I find the woman’s response interesting. If she did believe in God, then she is a great example of obedience even in the face of simply awful circumstances. Who, after all, was this man telling her that things would be okay?
If she was NOT a believer, then her response is even more interesting. A God she perhaps did not even believe in communicated with her. We don’t know how that communication happened, just that it did. The important part is that she responded. She had no proof of the validity of God, just the fact that she apparently understood of His existence. On that meager knowledge, we see her stepping out in faith initially. More importantly, later we will see how that, in response to her initial faith, that God continued to prove Himself to her.
A final note. Why this particular widow woman? Surely there were others in the city. Did God just pick one because He wanted to? Did He pick her because He know her heart was responding to a drawing by Him? Who knows, really, but it is something to think about.
1 Kings 17:13-16
And Elijah said unto her, Fear not; go and do as thou hast said: but make me thereof a little cake first, and bring it unto me, and after make for thee and for thy son. For thus saith the LORD God of Israel, The barrel of meal shall not waste, neither shall the cruse of oil fail, until the day that the LORD sendeth rain upon the earth. And she went and did according to the saying of Elijah: and she, and he, and her house, did eat many days. And the barrel of meal wasted not, neither did the cruse of oil fail, according to the word of the LORD, which he spake by Elijah.
One of the things God wants to teach us as he prepares us for our missions in life is that He is trustworthy and can be counted on; God wants us to understand that, when He asks us to obey, He will not leave us hanging, unprepared, and without resources.
Earlier we saw how, when Elijah asked the widow woman to provide him food and water, she had pointed out that she and her son were just about to eat the last meal they had. Her plan after that was to simply await their deaths. Elijah’s response?:
“Look, go ahead and give me what I need. You have this promise from God, that this won’t be your last meal. In fact, your barrel of flour and pitcher of oil will not go empty again as long as I live in your house, and until God finally restores rain to this country.”
She trusted. Elijah trusted. God provided. Think about this. If Elijah was by the brook for something approaching a year, and the drought lasted three years, then Elijah and that woman lived on nothing but the provision of God for two years!
What can we learn here relevant to reviving us as servants of God?
God has a mission for each of us. It may be a difficult, challenging mission for which we feel totally unequipped. God will equip us. He does not, however, necessarily just hand us the stamina and ability to accomplish this mission. Sometimes we have to learn these things, and sometimes the lesson may seem painful.

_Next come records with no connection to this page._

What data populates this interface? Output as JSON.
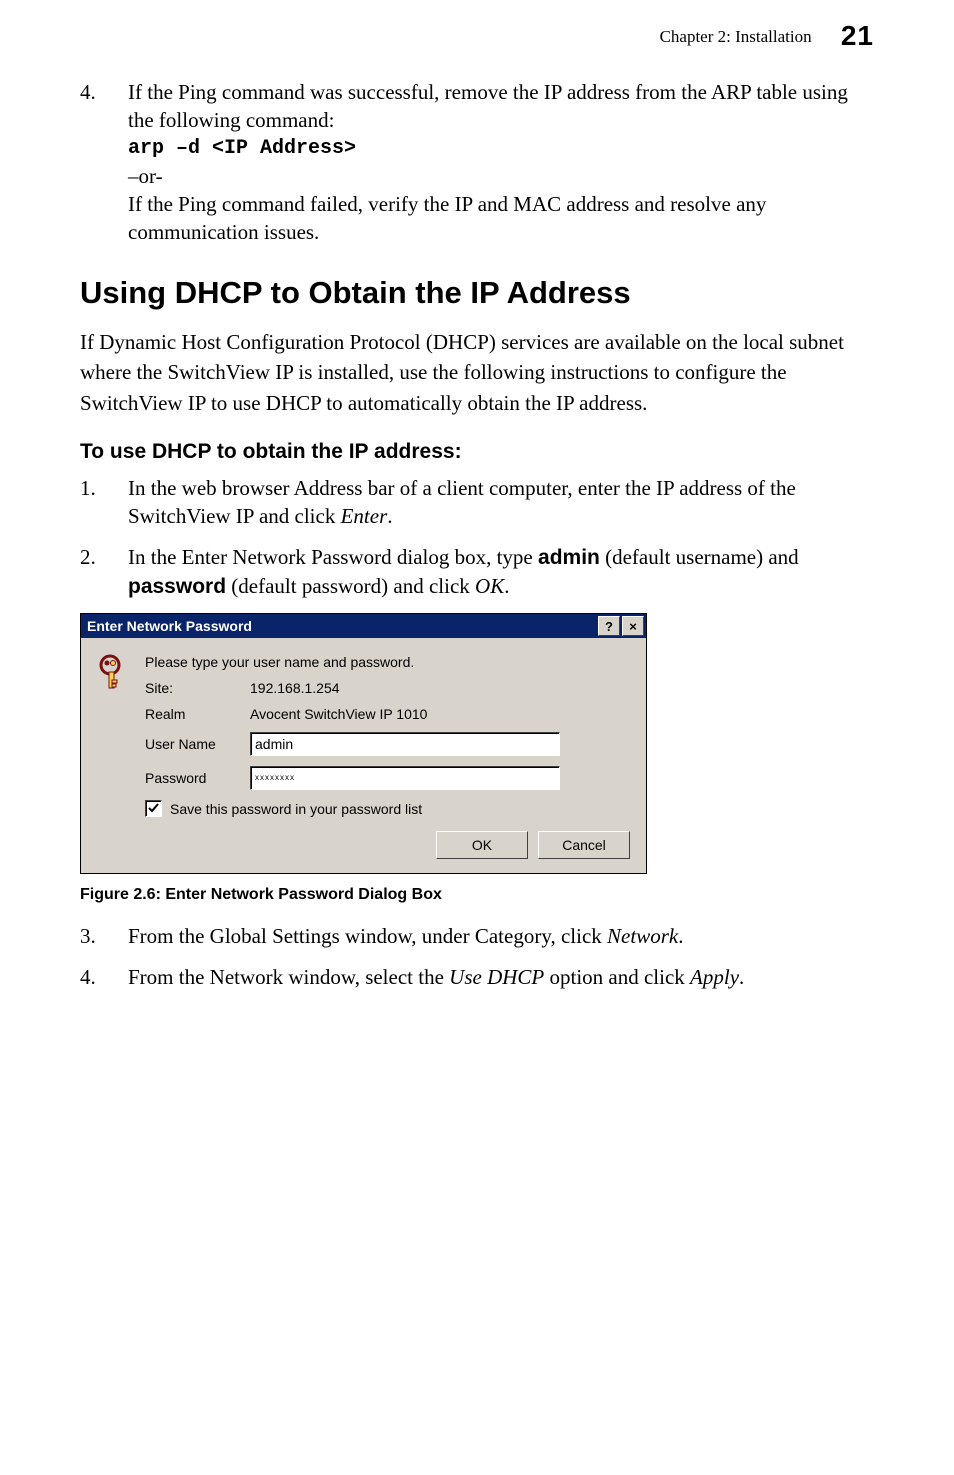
{
  "header": {
    "chapter": "Chapter 2: Installation",
    "page_number": "21"
  },
  "step4a": {
    "num": "4.",
    "line1": "If the Ping command was successful, remove the IP address from the ARP table using the following command:",
    "code": "arp –d <IP Address>",
    "or": "–or-",
    "line2": "If the Ping command failed, verify the IP and MAC address and resolve any communication issues."
  },
  "h2": "Using DHCP to Obtain the IP Address",
  "intro": "If Dynamic Host Configuration Protocol (DHCP) services are available on the local subnet where the SwitchView IP is installed, use the following instructions to configure the SwitchView IP to use DHCP to automatically obtain the IP address.",
  "h3": "To use DHCP to obtain the IP address:",
  "step1": {
    "num": "1.",
    "text_a": "In the web browser Address bar of a client computer, enter the IP address of the SwitchView IP and click ",
    "enter": "Enter",
    "text_b": "."
  },
  "step2": {
    "num": "2.",
    "text_a": "In the Enter Network Password dialog box, type ",
    "admin": "admin",
    "text_b": " (default username) and ",
    "password": "password",
    "text_c": " (default password) and click ",
    "ok": "OK",
    "text_d": "."
  },
  "dialog": {
    "title": "Enter Network Password",
    "help": "?",
    "close": "×",
    "instruction": "Please type your user name and password.",
    "site_label": "Site:",
    "site_value": "192.168.1.254",
    "realm_label": "Realm",
    "realm_value": "Avocent SwitchView IP 1010",
    "user_label": "User Name",
    "user_value": "admin",
    "pass_label": "Password",
    "pass_value": "xxxxxxxx",
    "save_label": "Save this password in your password list",
    "ok_btn": "OK",
    "cancel_btn": "Cancel"
  },
  "figure_caption": "Figure 2.6: Enter Network Password Dialog Box",
  "step3": {
    "num": "3.",
    "text_a": "From the Global Settings window, under Category, click ",
    "network": "Network",
    "text_b": "."
  },
  "step4b": {
    "num": "4.",
    "text_a": "From the Network window, select the ",
    "usedhcp": "Use DHCP",
    "text_b": " option and click ",
    "apply": "Apply",
    "text_c": "."
  }
}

If God calls us for a mission, and we accept and obey, He will provide for us what we need in order to be taken care of. It may not be the things we would have preferred, but it will be sufficient for our needs.
If God says it, it will happen. It may not be on our schedule, or in accordance with the way we would have done it, but it will happen.
This may be simply my personal spin on this, but it struck me as relevant. Elijah was there in that house, several meals a day, for possibly as long as two years. During that time, the flour and oil would deplete, then it would fill up. It would deplete, and it would fill up. It, however, never went dry. What do you think Elijah, the widow, and her son did all day? They were probably NOT watching TV. Is it possible they spent their time in worship, prayer, study and fellowship with one another? If we spent more of our time in worship, prayer, study and fellowship with one another perhaps, like the flour and oil, we would never become empty but be constantly refilled by the Holy Spirit. Perhaps we would become REVIVED!
Next: Things take a turn for the worse